Artist Annie Green’s website quotes Pablo Picasso’s view that “creating is just another way of keeping a diary.”
But for Annie, it’s much more than that. Creating is how she remembers, how she copes with a fragile memory from a horrific car accident as a freshman. As she tells visitors to her website, “I can only express my thoughts, my hopes, and my dreams through art.’
Annie was driving home to Beaumont, TX, at the end of her freshman year in 1985, when her Suburban rolled and the psychology major who had pledged a sorority was thrown from the vehicle. An emergency room doctor called her parents and told them to hurry because he couldn’t promise she’d still be alive when they arrived.
“It was miraculous,” says her mother, Margaret Green. “The vehicle landed on her head and they thought she was dead. And then a passerby stopped and happened to have the equipment to pull the van off. Now she has a self-taught career. She has taught school and helped innumerable children.”
Annie started to keep a journal and prayer journal — “as a need to organize my thoughts, to work as a memory board, and to give me peace,” she says. “I started to sketch in my journals and people started asking for copies. And then I opened a shop on Etsy and people started buying my art.
To this day, Annie has problems remembering the year she graduated and the names of people who helped her recover, but she has no problem remembering what the Baylor Family did for her.
“It’s more than just a good school,” she says. “It’s a family that reaches out to help you.
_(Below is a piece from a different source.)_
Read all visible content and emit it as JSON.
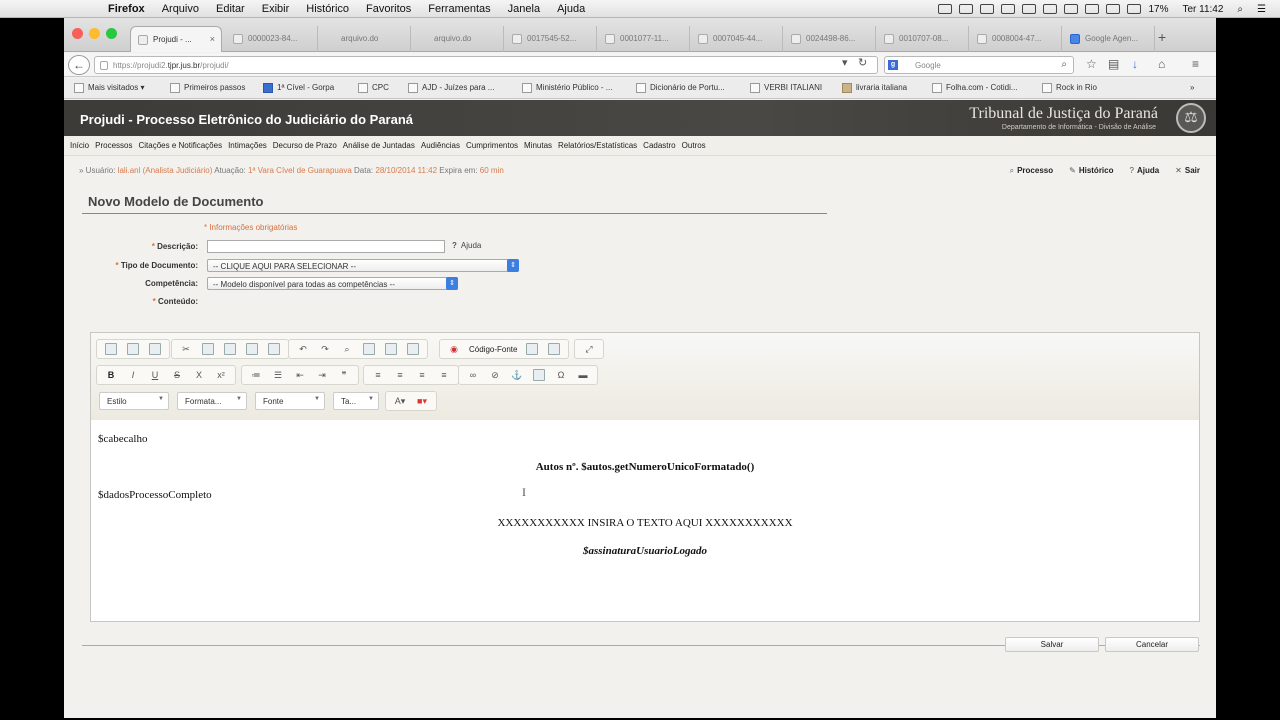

If not for Baylor helping me after my injury, I’m not sure where I’d be today.”
“It was miraculous,” says her father Edward Green. “First, that she survived — it’s a tribute to some fine physicians. She came back from the dead and we had no idea what to expect, whether she’d ever be able to live independently. When we took her back to Baylor, they greeted us with open arms, made accommodations, and integrated her back into the Christian community with a lot of help and a lot of prayers.”
“I didn’t even know I was hurt,” she says, adding that she gradually increased her hours and took classes during the summer so that she could walk across the stage at graduation in 1989, a walk that she says “felt surreal..it felt like a miracle. I was so proud.”
Annie sold some her artwork last year to ABC and Disney, which is using the pieces to decorate their TV sets (though she’s not allowed to say which shows).
As she looks back, Annie knows that God has played a huge role in her recovery.
“I went to college with a strong faith, but my Baylor education amplified my faith in God and turned it into an everyday part of my life,” she says. “I have a poor memory to this day, but I’ve made my faith a habit and turned prayer into a habit. My faith in God and Jesus gets me through each day. Practice makes perfect, and Baylor built the basis for that practice.
“What I’ve learned is that when you fall down, what lies ahead is a brighter path. The sun will rise. It’s very important to know that God works through each of us to help each other.”